There’s a lot of talk about immunotherapy in the cancer world today, and for good reason. In some cases, these treatments are approaching cures. But as someone with cancer, you may concerned about how your treatment will impact your ability to have children. Here’s what you need to know about immunotherapy and fertility.
First, what exactly is immunotherapy?
The American Cancer Society (ACS) defines immunotherapy as any medication that uses the patient’s own immune system to help it fight cancer cells. This can be done by boosting the body’s own natural defenses or training the system to recognize and attack specific cells.
Why doesn’t the body kill cancer cells on its own?
The immune system targets and attacks germs and foreign substances in the body, and, yes, this should include cancer cells. However, many cancer cells are altered versions of native cells that do belong in the body so the immune system does not always recognize them. Furthermore, cancer cells often multiply so rapidly that it is difficult to stop them.
What are the types of immunotherapy?
There are four main types of immunotherapies.
Checkpoint inhibitors: These work by removing the brakes from the immune system’s T cells so they are more able to recognize and kill cancer cells.
Adoptive cell transfer: CAR T-cell therapy is a type of adoptive cell transfer. In this case, T cells are removed from the patient. The ones that are most effective in fighting the tumor are selected and large batches of these T cells are grown in the lab and re-injected into the patient’s body.
Monoclonal antibodies: These are lab-made proteins that attach to specific targets on cancer cells to make them easier for the immune system to see and destroy.
Treatment vaccines: Some treatment vaccines can also fight cancer by boosting the immune system’s response to cancer cells.
How do these medications impact fertility?
Most of these immunotherapies are so new that we don’t have any long-term data on how they affect fertility. But the results so far are promising.
Catherine Diefenbach, M.D., a hematologist, oncologist, and translational physician, translational director of hematology, and the clinical director of lymphoma at the Perlmutter Cancer Center at NYU Langone Health, says doctors are cautiously optimistic that immunotherapies like checkpoint inhibitors don’t appear to have a significant impact on the reproductive system.
“I think there's still a lot that we need to know about subtle changes in fertility that may be impacted by checkpoint inhibitor therapy,” Diefenbach tells HealthCentral. “But I think the big picture is they're much safer and a huge improvement over chemotherapies which were cytotoxic and much more toxic to fertility.”
Aimee Talleur, M.D., a physician in the department of bone marrow transplant and cellular therapy at St. Jude Children’s Research Hospital, also emphasizes the importance of thinking about other medications given at the time of treatment when looking at fertility issues.
“A lot of patients are going to be heavily pretreated,” Talleur says. “Or they will be beginning chemotherapy or something else in conjunction with immune therapy.
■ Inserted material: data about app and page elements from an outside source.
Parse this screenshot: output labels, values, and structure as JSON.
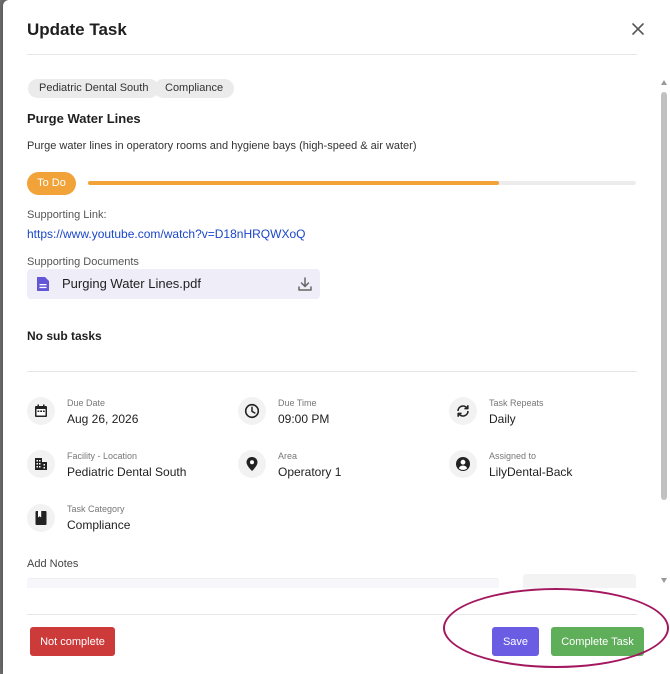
{
  "modal": {
    "title": "Update Task"
  },
  "icons": {
    "close": "close-icon",
    "document": "document-icon",
    "download": "download-icon",
    "calendar": "calendar-icon",
    "clock": "clock-icon",
    "repeat": "repeat-icon",
    "building": "building-icon",
    "location": "location-pin-icon",
    "user": "user-icon",
    "category": "book-icon"
  },
  "tags": [
    "Pediatric Dental South",
    "Compliance"
  ],
  "task": {
    "name": "Purge Water Lines",
    "description": "Purge water lines in operatory rooms and hygiene bays (high-speed & air water)",
    "status": "To Do",
    "progress_percent": 75
  },
  "supporting_link": {
    "label": "Supporting Link:",
    "url": "https://www.youtube.com/watch?v=D18nHRQWXoQ"
  },
  "supporting_documents": {
    "label": "Supporting Documents",
    "files": [
      {
        "name": "Purging Water Lines.pdf"
      }
    ]
  },
  "subtasks": {
    "empty_text": "No sub tasks"
  },
  "details": {
    "due_date": {
      "label": "Due Date",
      "value": "Aug 26, 2026"
    },
    "due_time": {
      "label": "Due Time",
      "value": "09:00 PM"
    },
    "task_repeats": {
      "label": "Task Repeats",
      "value": "Daily"
    },
    "facility": {
      "label": "Facility - Location",
      "value": "Pediatric Dental South"
    },
    "area": {
      "label": "Area",
      "value": "Operatory 1"
    },
    "assigned_to": {
      "label": "Assigned to",
      "value": "LilyDental-Back"
    },
    "task_category": {
      "label": "Task Category",
      "value": "Compliance"
    }
  },
  "notes": {
    "label": "Add Notes"
  },
  "footer": {
    "not_complete_label": "Not complete",
    "save_label": "Save",
    "complete_label": "Complete Task"
  },
  "colors": {
    "status": "#f1a33a",
    "danger": "#cc3a3a",
    "save": "#6a5de3",
    "complete": "#5fae5a",
    "link": "#1a47c9",
    "annotation": "#a3175f"
  }
}
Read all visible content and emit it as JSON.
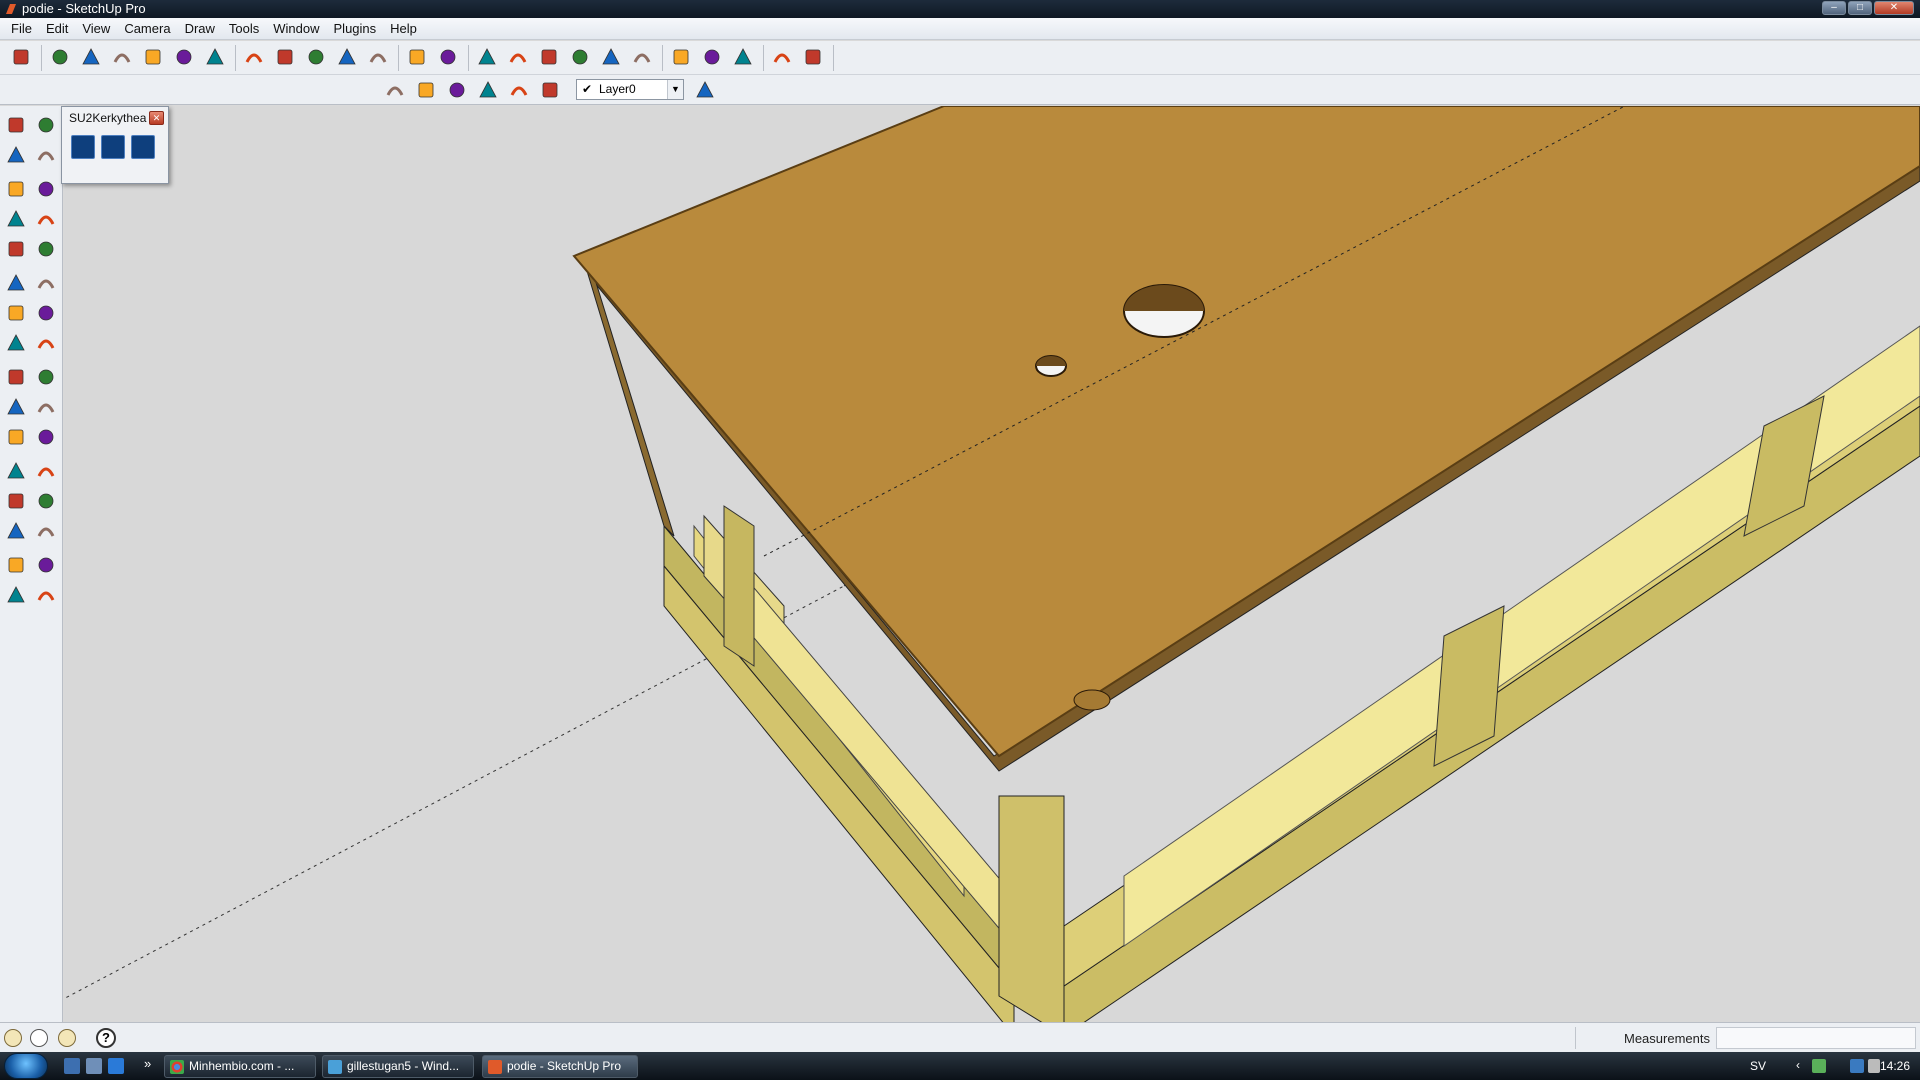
{
  "window": {
    "title": "podie - SketchUp Pro",
    "controls": {
      "minimize": "–",
      "maximize": "□",
      "close": "✕"
    }
  },
  "menu": [
    "File",
    "Edit",
    "View",
    "Camera",
    "Draw",
    "Tools",
    "Window",
    "Plugins",
    "Help"
  ],
  "toolbar_main_icons": [
    "select-icon",
    "pencil-icon",
    "rectangle-icon",
    "circle-icon",
    "arc-icon",
    "make-component-icon",
    "eraser-icon",
    "tape-measure-icon",
    "paint-bucket-icon",
    "push-pull-icon",
    "move-icon",
    "rotate-icon",
    "offset-icon",
    "orbit-icon",
    "pan-icon",
    "zoom-icon",
    "zoom-extents-icon",
    "previous-view-icon",
    "next-view-icon",
    "get-models-icon",
    "share-model-icon",
    "google-earth-icon",
    "get-photo-texture-icon",
    "place-model-icon",
    "toggle-terrain-icon"
  ],
  "toolbar_views_icons": [
    "iso-view-icon",
    "front-view-icon",
    "top-view-icon",
    "right-view-icon",
    "back-view-icon",
    "left-view-icon"
  ],
  "layer": {
    "current": "Layer0",
    "manager_icon": "layer-manager-icon"
  },
  "plugin_panel": {
    "title": "SU2Kerkythea"
  },
  "statusbar": {
    "measurements_label": "Measurements",
    "measurements_value": ""
  },
  "taskbar": {
    "tasks": [
      {
        "label": "Minhembio.com - ...",
        "icon": "chrome-icon"
      },
      {
        "label": "gillestugan5 - Wind...",
        "icon": "photo-viewer-icon"
      },
      {
        "label": "podie - SketchUp Pro",
        "icon": "sketchup-icon"
      }
    ],
    "more": "»",
    "language": "SV",
    "clock": "14:26"
  },
  "colors": {
    "board_top": "#b98a3c",
    "frame_wood": "#d2c46c",
    "viewport_bg": "#d8d8d8"
  }
}
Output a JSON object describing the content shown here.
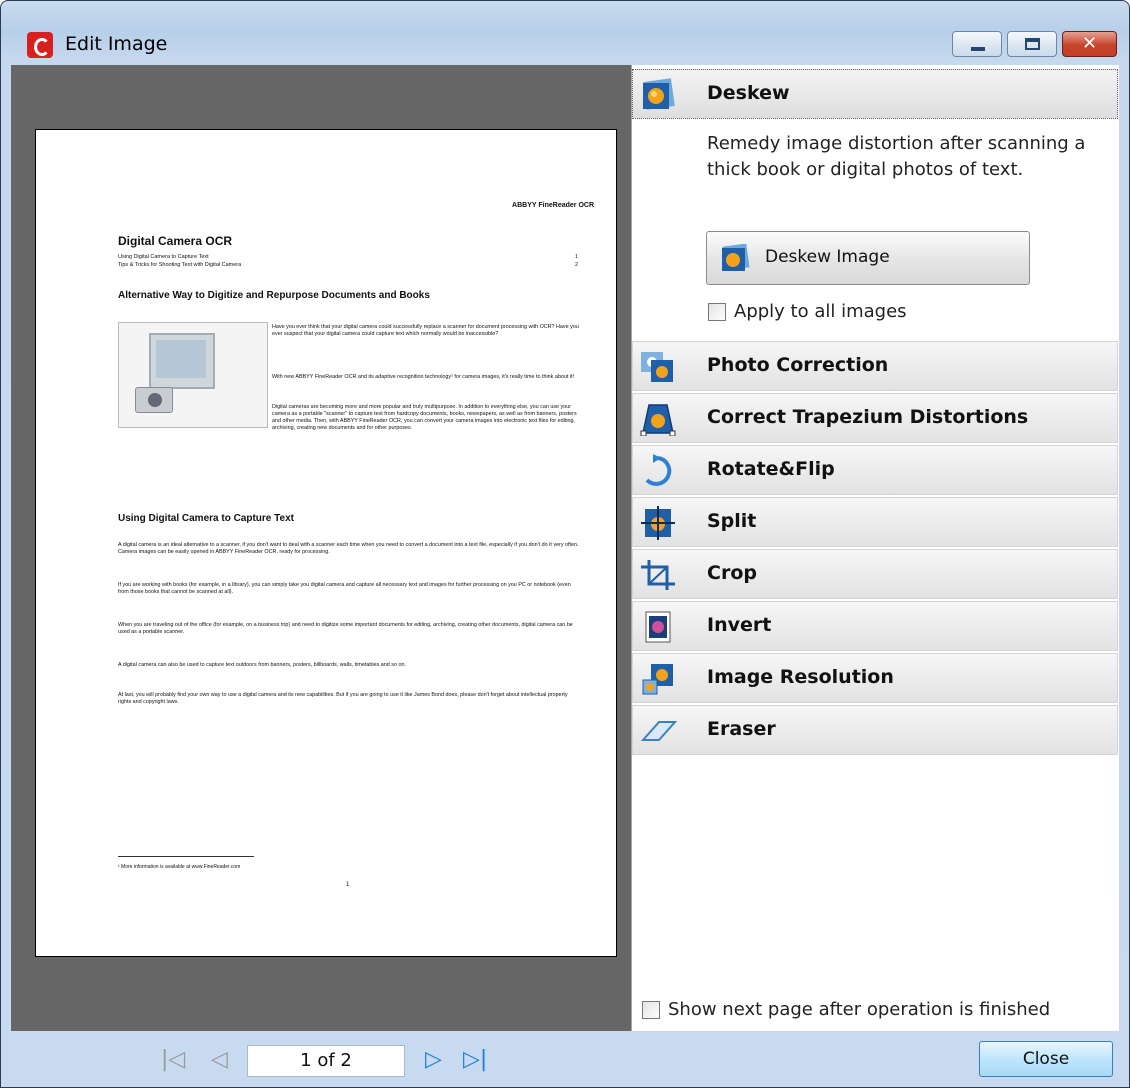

So even if the immune therapy itself does not increase the patient’s risk for fertility issues, they might be getting something else at the same time that does.”
Often the patients Talleur sees have relapsed or had a recurrence of cancer, she says. As a result, they’ve already received standard chemotherapy and radiation that put them at risk for problems with conception.
“Since we're seeing patients late in the game, we're trying to increase our use of our fertility colleagues to have patients at the appropriate age be evaluated because even though they've been exposed to things in the past that doesn't mean infertility is a guarantee,” Talleur says.
Looking toward the future, Talleur says there may be a time when some immunotherapies are given without chemotherapy as a first-line treatment. Some of those medications could target the reproductive system.
“When you have a targeted therapy, you’re picking a target that is on a cell,” Talleur says. For example, she explains, the FDA-approved CD19 CAR therapy is looking for the CD19 target on the surface of the tumor cell.
“Tumor cells have these markers, but normal cells have things on their surface too,” she says. “When researchers are finding targets, they need to think about not only which tumor cells have that target, but also is there a normal tissue in the body that also has that same target? The reproductive organs do not have CD19, but as we’re trying to expand the targets we can look at, this is something we need to be aware of.”
The bottom line
If you’ve been diagnosed with cancer, talk to your doctor about fertility preservation right away if you want to have children in the future. They can talk you through all of your options and help you choose the best therapies for you. If you choose immunotherapy, it’s likely not the first treatment you’ve tried. But the good news is that early studies shows that these therapies have little impact on fertility, and more research is on the horizon.
See more helpful articles:
Immunotherapy: Helping the Body Attack Cancer
Skip Chemo, Go Directly to Immunotherapy: A Game Changer for Patients With Advanced Non-Small Cell Lung Cancer
How a Breast Cancer Survivor Changed Laws Around Fertility Preservation